By Jane Magrath
The tendency of performers to play better during practice than during performance is attributed to the lack of separation between psychological practice skills and psychological performance skills (Magrath, 61). Practice skills include “the ability to self-monitor correctness,” “the ability to give self-instruction,” and “the ability to analyze cause and effect with regard to mistakes” (Magrath, 61).
The three psychological performance skills are courage, trust, and acceptance (Magrath, 61). Courage is defined as “the ability to direct your will to overcome internal and external negative forces”. Trust is categorized by “the ability to let go of conscious control over correctness”. Finally, acceptance is “the ability to see things as they are without judgement as to right or wrong” (Magrath, 61).

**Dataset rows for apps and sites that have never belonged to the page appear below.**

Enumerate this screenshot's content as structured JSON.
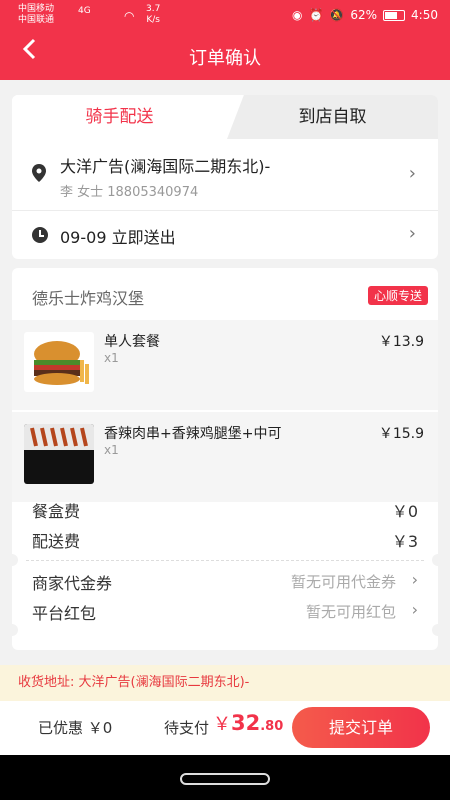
{
  "status_bar": {
    "carrier1": "中国移动",
    "carrier2": "中国联通",
    "network": "4G",
    "speed_value": "3.7",
    "speed_unit": "K/s",
    "battery": "62%",
    "time": "4:50"
  },
  "header": {
    "title": "订单确认",
    "back_icon": "chevron-left-icon"
  },
  "delivery": {
    "tab_rider": "骑手配送",
    "tab_pickup": "到店自取",
    "address_main": "大洋广告(澜海国际二期东北)-",
    "address_contact": "李 女士 18805340974",
    "time": "09-09 立即送出"
  },
  "shop": {
    "name": "德乐士炸鸡汉堡",
    "badge": "心顺专送"
  },
  "items": [
    {
      "name": "单人套餐",
      "qty": "x1",
      "price": "￥13.9"
    },
    {
      "name": "香辣肉串+香辣鸡腿堡+中可",
      "qty": "x1",
      "price": "￥15.9"
    }
  ],
  "fees": {
    "box_label": "餐盒费",
    "box_value": "￥0",
    "delivery_label": "配送费",
    "delivery_value": "￥3"
  },
  "coupons": {
    "merchant_label": "商家代金券",
    "merchant_value": "暂无可用代金券",
    "platform_label": "平台红包",
    "platform_value": "暂无可用红包"
  },
  "address_strip": {
    "label": "收货地址:",
    "value": "大洋广告(澜海国际二期东北)-"
  },
  "bottom": {
    "discount": "已优惠 ￥0",
    "to_pay_label": "待支付",
    "currency": "￥",
    "amount_int": "32",
    "amount_dec": ".80",
    "submit": "提交订单"
  },
  "colors": {
    "accent": "#f2334a",
    "strip_bg": "#fbf4dc"
  }
}
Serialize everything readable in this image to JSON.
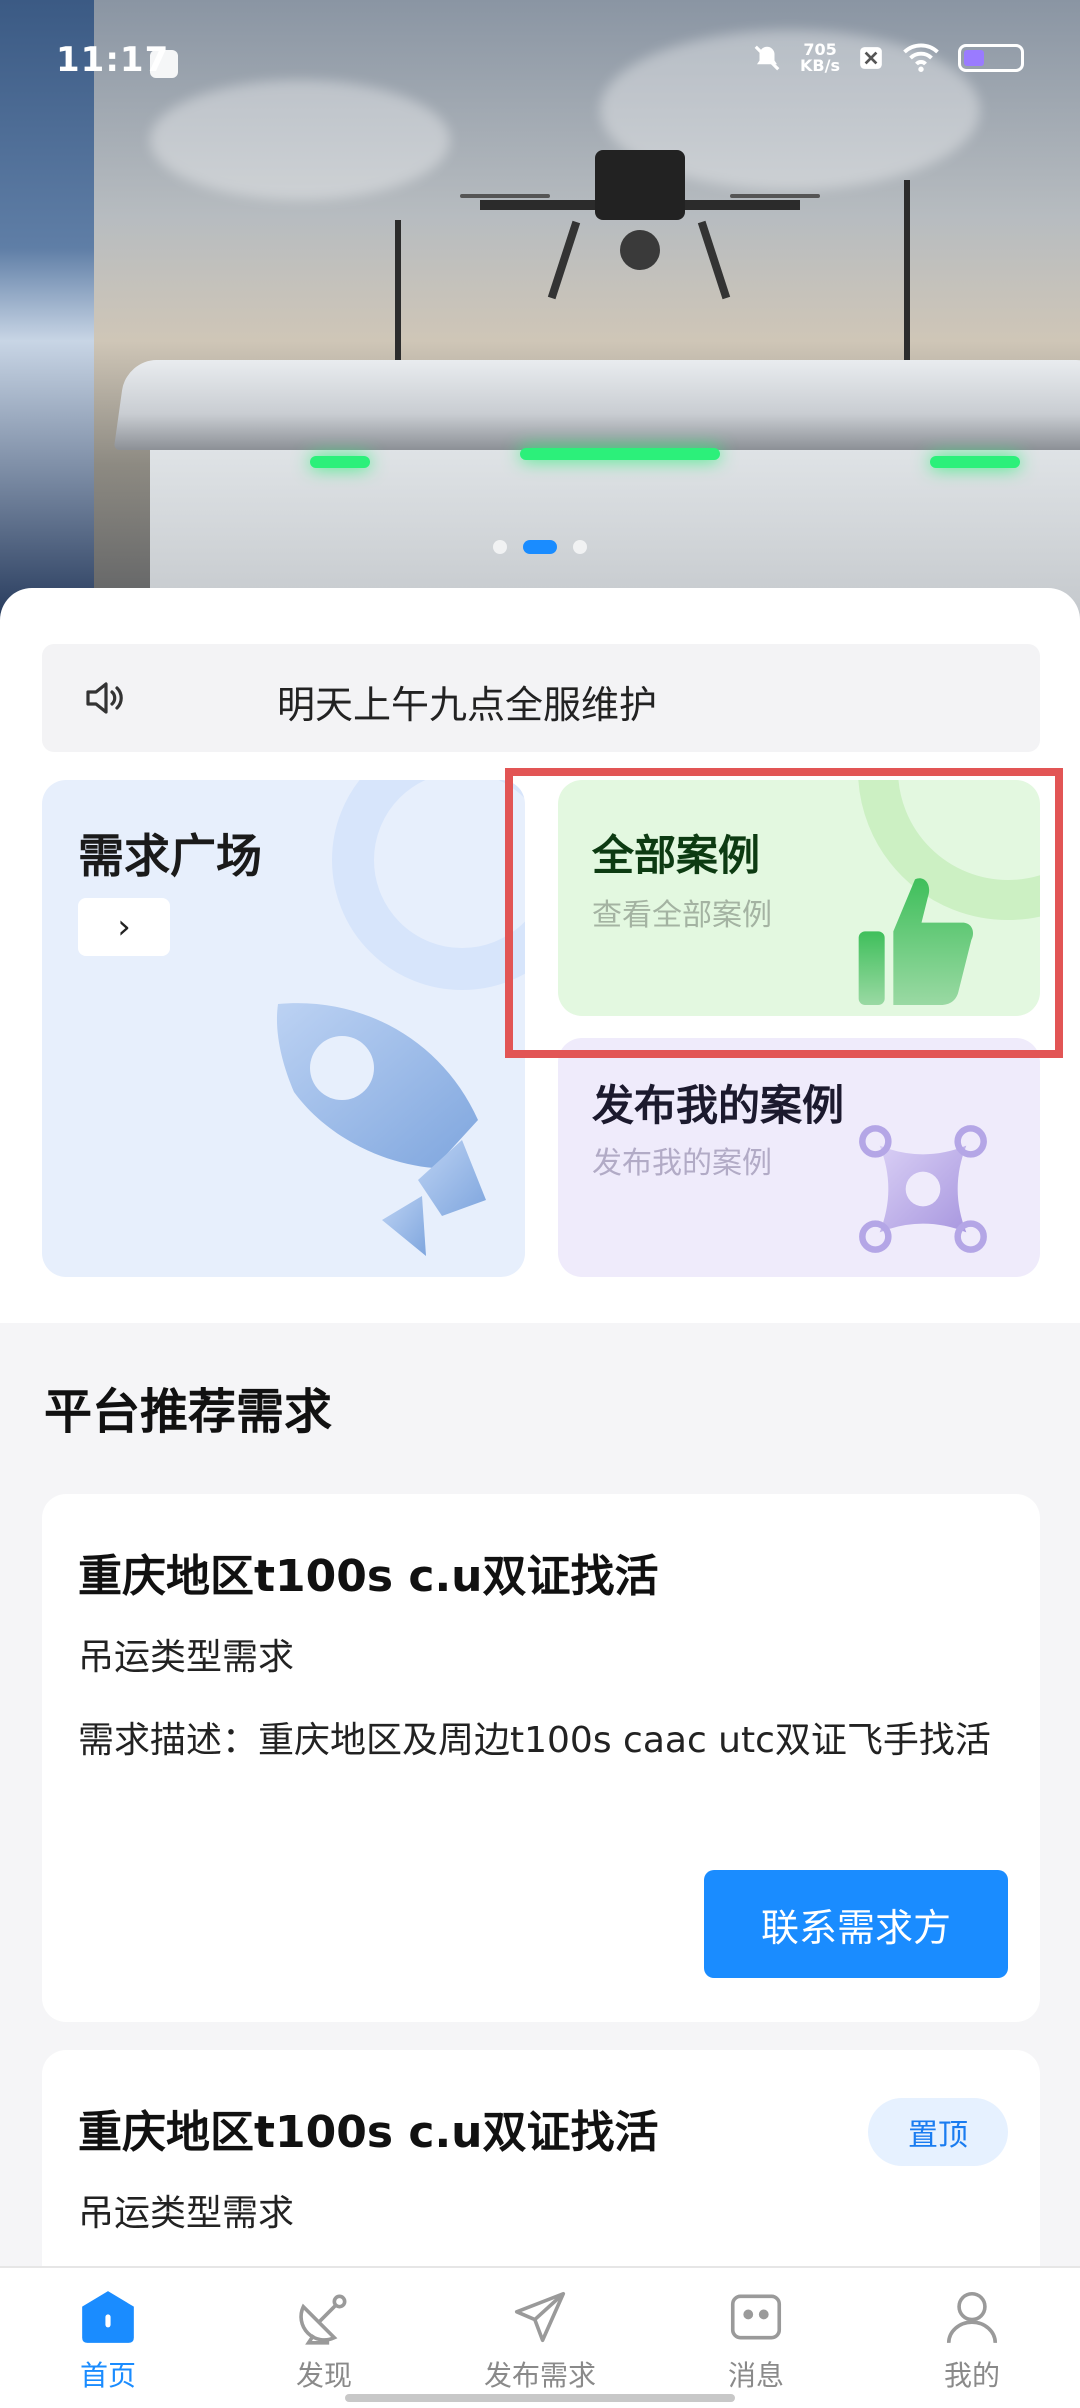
{
  "status_bar": {
    "time": "11:17",
    "net_speed_value": "705",
    "net_speed_unit": "KB/s",
    "battery_level": 0.34
  },
  "banner": {
    "active_slide": 2,
    "slide_count": 3
  },
  "notice": {
    "text": "明天上午九点全服维护"
  },
  "tiles": {
    "demand_square": {
      "title": "需求广场",
      "arrow": "›"
    },
    "all_cases": {
      "title": "全部案例",
      "subtitle": "查看全部案例"
    },
    "publish_case": {
      "title": "发布我的案例",
      "subtitle": "发布我的案例"
    }
  },
  "section": {
    "title": "平台推荐需求"
  },
  "requests": [
    {
      "title": "重庆地区t100s c.u双证找活",
      "type": "吊运类型需求",
      "description": "需求描述：重庆地区及周边t100s caac utc双证飞手找活",
      "action": "联系需求方"
    },
    {
      "title": "重庆地区t100s c.u双证找活",
      "type": "吊运类型需求",
      "badge": "置顶"
    }
  ],
  "bottom_nav": [
    {
      "label": "首页",
      "icon": "home-icon",
      "active": true
    },
    {
      "label": "发现",
      "icon": "satellite-dish-icon",
      "active": false
    },
    {
      "label": "发布需求",
      "icon": "send-icon",
      "active": false
    },
    {
      "label": "消息",
      "icon": "message-icon",
      "active": false
    },
    {
      "label": "我的",
      "icon": "user-icon",
      "active": false
    }
  ],
  "colors": {
    "accent": "#1a8cff",
    "highlight_border": "#e25555",
    "cases_tile": "#e3f8e0",
    "demand_tile": "#e7effc",
    "publish_tile": "#efebfb"
  }
}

One tool that can be used by musical teachers is called a “mastery script” (Magrath, 61). Students describe the feeling of playing well using “very vivid and sensory-rich language” from start to finish, starting with warm-up and progressing through beginning, middle, and end of performing (Magrath, 61-62).

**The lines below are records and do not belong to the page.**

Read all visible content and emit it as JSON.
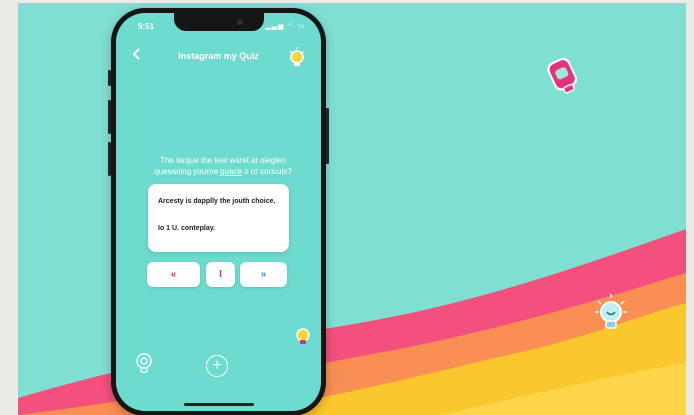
{
  "status_bar": {
    "time": "9:51",
    "icons": "▂▃▅ ◠ ▭"
  },
  "header": {
    "title": "Instagram my Quiz",
    "back_icon": "chevron-left-icon"
  },
  "question": {
    "line1": "The tarque the teal waret at oleglen",
    "line2_start": "quesaning yourne ",
    "line2_link": "quace",
    "line2_end": " o or coricuis?"
  },
  "answers": [
    "Arcesty is dapplly the jouth choice.",
    "Io 1 U. conteplay."
  ],
  "controls": {
    "prev": "«",
    "middle": "I",
    "next": "»"
  },
  "bottom_bar": {
    "add": "+"
  },
  "colors": {
    "background": "#7fdfd3",
    "wave_pink": "#f4507d",
    "wave_orange": "#f98f52",
    "wave_yellow": "#fbc72f",
    "control_pink": "#d1317a",
    "control_blue": "#3b89d4"
  }
}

Trust, in the context of psychological performance skills, relies on the absence of expectations of performance. The player must have the ability to lose conscious control over correctness (Magrath, 62). This is very different from confidence, which is the expectation of a positive outcome (Magrath, 62).
Magrath, Jane. “Polyphony Performance Psychology for Musicians.” American Music Teacher, pp. 61–65.
Note: I am very uncertain about this citation. Within the manuscript, there is no publication information regarding the date of publication, volume number, or issue.